Chicago-area home prices see steepest drop nationwide: report
BY SANDRA GUY Business Reporter email@example.com December 26, 2012 10:32AM
Updated: December 26, 2012 4:53PM
The Chicago-area housing market continued to lag national numbers, posting the largest non-seasonally adjusted single-home price decline — 1.5 percent from September to October and 1.3 percent year-over-year — of 20 major cities in the Standard & Poor’s/Case-Shiller national home price index released Wednesday.
Of the 20 cities, 12 saw housing prices drop.
Nationwide, home prices rose in most major cities in October compared with a year ago, pushed up by rising sales and a decline in the supply of available homes. Higher prices show the housing market is improving even as it moves into the more dormant fall and winter sales period.
The overall S&P/Case-Shiller index increased 4.3 percent in October compared with a year ago. That’s the largest year-over-year increase in two and a half years, when a homebuyer tax credit temporarily boosted sales.
Prices rose in October from a year ago in 18 of 20 cities. Phoenix led all cities with a 21.7 percent gain, followed by Detroit, where prices increased 10 percent.
October marked the fifth straight month of year-over-year gains, after nearly two years of declines. Prices rose in mid-2010 in the final months before the tax credit expired. They had fallen sharply in 2008 and 2009.
“It is clear that the housing recovery is gaining strength,” said David Blitzer, chairman of the index committee at S&P Dow Jones Indexes.
The improvement in housing is adding to economic growth and most analysts expect that to continue in 2013.
But automatic tax increases and spending cuts that are set to take effect next week could drag down growth. The White House and Congress have so far failed to reach agreement on a way to avoid the “fiscal cliff.” President Barack Obama and congressional lawmakers will return to Washington on Thursday to resume talks.
“We expect home price appreciation to continue for the foreseeable future, because inventories are lean amid rising sales,” said Joseph LaVorgna, chief U.S. economist at Deutsche Bank. “This assumes that a resolution to the ‘fiscal cliff’ is found ... otherwise, the recent positive trend in housing would most certainly be in jeopardy along with the rest of the current economic expansion.”

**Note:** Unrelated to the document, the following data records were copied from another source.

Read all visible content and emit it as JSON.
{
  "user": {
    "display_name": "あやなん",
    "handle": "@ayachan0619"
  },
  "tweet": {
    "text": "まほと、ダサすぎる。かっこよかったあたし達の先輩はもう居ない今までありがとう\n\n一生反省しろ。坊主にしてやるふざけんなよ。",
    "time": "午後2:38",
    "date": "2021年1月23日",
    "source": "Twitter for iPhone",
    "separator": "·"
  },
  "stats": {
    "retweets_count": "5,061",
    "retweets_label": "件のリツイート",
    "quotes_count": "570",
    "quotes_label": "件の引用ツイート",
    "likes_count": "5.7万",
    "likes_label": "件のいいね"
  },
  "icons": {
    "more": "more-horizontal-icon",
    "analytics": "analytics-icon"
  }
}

Prices nationwide have recovered to about the same level as in the fall of 2003, according to the Case-Shiller index. They remain about 30 percent below the peak reached in the summer of 2006.
The S&P/Case-Shiller index covers roughly half of U.S. homes. It measures prices compared with those in January 2000 and creates a three-month moving average. The October figures are the latest available.
Solid gains in home prices have helped drive a modest recovery in the housing market. Rising prices encourage more potential buyers to come off the sidelines and purchase homes. And more people may put their homes on the market as they gain confidence that they can sell at a good price.
Higher home prices can also make homeowners feel wealthier and more likely to spend more. Consumer spending accounts for about 70 percent of the U.S. economy.
Steady job gains and record-low mortgage rates have also helped propel the housing recovery. And the low supply of houses for sale is encouraging builders to start work on more homes. That should lead to more construction jobs.
The pace of home construction slipped in November but was still nearly 22 percent higher than a year earlier. Builders are on track this year to start work on the most homes in four years.
Builder confidence rose in December for a seventh straight month to the highest level in more than six-and-a-half years, according to a survey released last week by the National Association of Home Builders/Wells Fargo.
— Contributing: Associated Press